              In fact, the integration of traditional Ghanaian culture into the more modern Ghanaian society is quite interesting! There are many practices and customs alive in Accra that I have never heard of before, many revolving around important milestones in life such as birth, puberty, marriage, and death. Already, we have been invited to both a traditional Ghanaian wedding and a naming ceremony for a new baby; I am sure I will get to experience many new traditional customs at these events!
There are many practices and customs alive iI am excited to learn more about Ghana, and excited to share it with you as I go along. Enjoy reading!
Ekua (MyGhanaian name!)

South Africa | UCLA vs UCT


I knew the University of Cape Town was a great school before I got to South Africa, but little did I know it was the best university on the entire continent. UCT’s campus is also stunning, as it is right in front of Table Mountain. The differences between classes at UCLA and UCT are plentiful, as are the similarities. Nonetheless, both experiences have been fun, wherein I feel as if though I have been academically challenged in both places.

In terms of similarities, UCT and UCLA both have a plethora of social clubs. I joined the squash team since I play squash at UCLA, and that was cool since I got to play with and against South African squash players. I went to UCT’s squash formal with an American and S. African too. Additionally, I decided to leave my comfort zone and join the canoe team, and it has one of my best decisions in CPT.

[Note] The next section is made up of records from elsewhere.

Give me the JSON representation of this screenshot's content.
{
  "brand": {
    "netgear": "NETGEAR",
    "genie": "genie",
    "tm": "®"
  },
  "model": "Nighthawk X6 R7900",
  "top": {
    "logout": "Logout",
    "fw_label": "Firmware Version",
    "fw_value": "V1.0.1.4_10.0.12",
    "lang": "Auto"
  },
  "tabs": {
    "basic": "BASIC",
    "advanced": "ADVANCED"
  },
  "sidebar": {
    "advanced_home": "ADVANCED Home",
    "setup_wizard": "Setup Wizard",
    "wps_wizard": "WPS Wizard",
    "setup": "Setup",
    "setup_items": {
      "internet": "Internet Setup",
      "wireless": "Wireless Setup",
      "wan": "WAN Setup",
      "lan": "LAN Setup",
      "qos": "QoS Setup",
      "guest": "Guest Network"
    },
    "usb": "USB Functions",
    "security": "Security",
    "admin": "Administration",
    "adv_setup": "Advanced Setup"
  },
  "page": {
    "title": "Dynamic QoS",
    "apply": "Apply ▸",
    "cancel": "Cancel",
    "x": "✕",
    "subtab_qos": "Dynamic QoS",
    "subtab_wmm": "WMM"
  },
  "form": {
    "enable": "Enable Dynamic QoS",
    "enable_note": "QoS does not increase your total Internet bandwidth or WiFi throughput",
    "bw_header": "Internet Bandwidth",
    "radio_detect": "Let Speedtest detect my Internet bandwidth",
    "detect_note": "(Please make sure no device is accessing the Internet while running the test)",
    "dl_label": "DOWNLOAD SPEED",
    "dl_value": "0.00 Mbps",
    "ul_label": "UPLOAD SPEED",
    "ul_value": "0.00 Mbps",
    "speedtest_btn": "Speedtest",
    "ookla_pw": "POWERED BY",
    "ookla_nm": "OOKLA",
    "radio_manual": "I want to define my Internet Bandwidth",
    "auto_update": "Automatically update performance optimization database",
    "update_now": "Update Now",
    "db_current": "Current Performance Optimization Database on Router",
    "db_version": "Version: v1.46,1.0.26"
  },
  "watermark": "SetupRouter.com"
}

Another cool aspect about UCT is that similarly to UCLA, the campus and its students are socially aware and very active concerning social issues, such as mental health awareness and LGBQT issues.

If you are also worried about not having Janss steps to congregate on when you study abroad (if you decide to head to Cape Town), they also have their own version of it called the Jammie Steps, which I must say, gives UCLA’s steps a run for their money.

The biggest difference between UCLA and UCT, however, are the grading scales. At UCLA an A+ is a 97-100, an A is a 93-96, and A- is a 90 to 92 and so on and so forth. At UCT, I received a 75 on an assignment. I was disappointed and went to talk to the professor, until I learned that UCT had a totally different grading scale. First pass, or an A, is anything from 75 to 100, 70-74 is the second pass first division, or an A-, and 67-69 is second class second division, or B+, and the grades descend from there.

The class size difference at UCLA and UCT is also noticeable. The average class size for the courses that I was enrolled in at UCT was around 60 to 70 students. At UCLA, they have ranged from 75 to 300 students. Another difference is how much each assignment is worth (percentage wise). At UCLA, final exams usually range from 25 to 40 percent, but in contrast, at UCT, all of my final exams were fifty percent of the grade.

UCT may be different than UCLA in some regards, but it still felt like a home away from home, and it was an interesting and informative academic and social experience.

Kelli Hamilton studied abroad in Cape Town, South Africa, in fall 2018: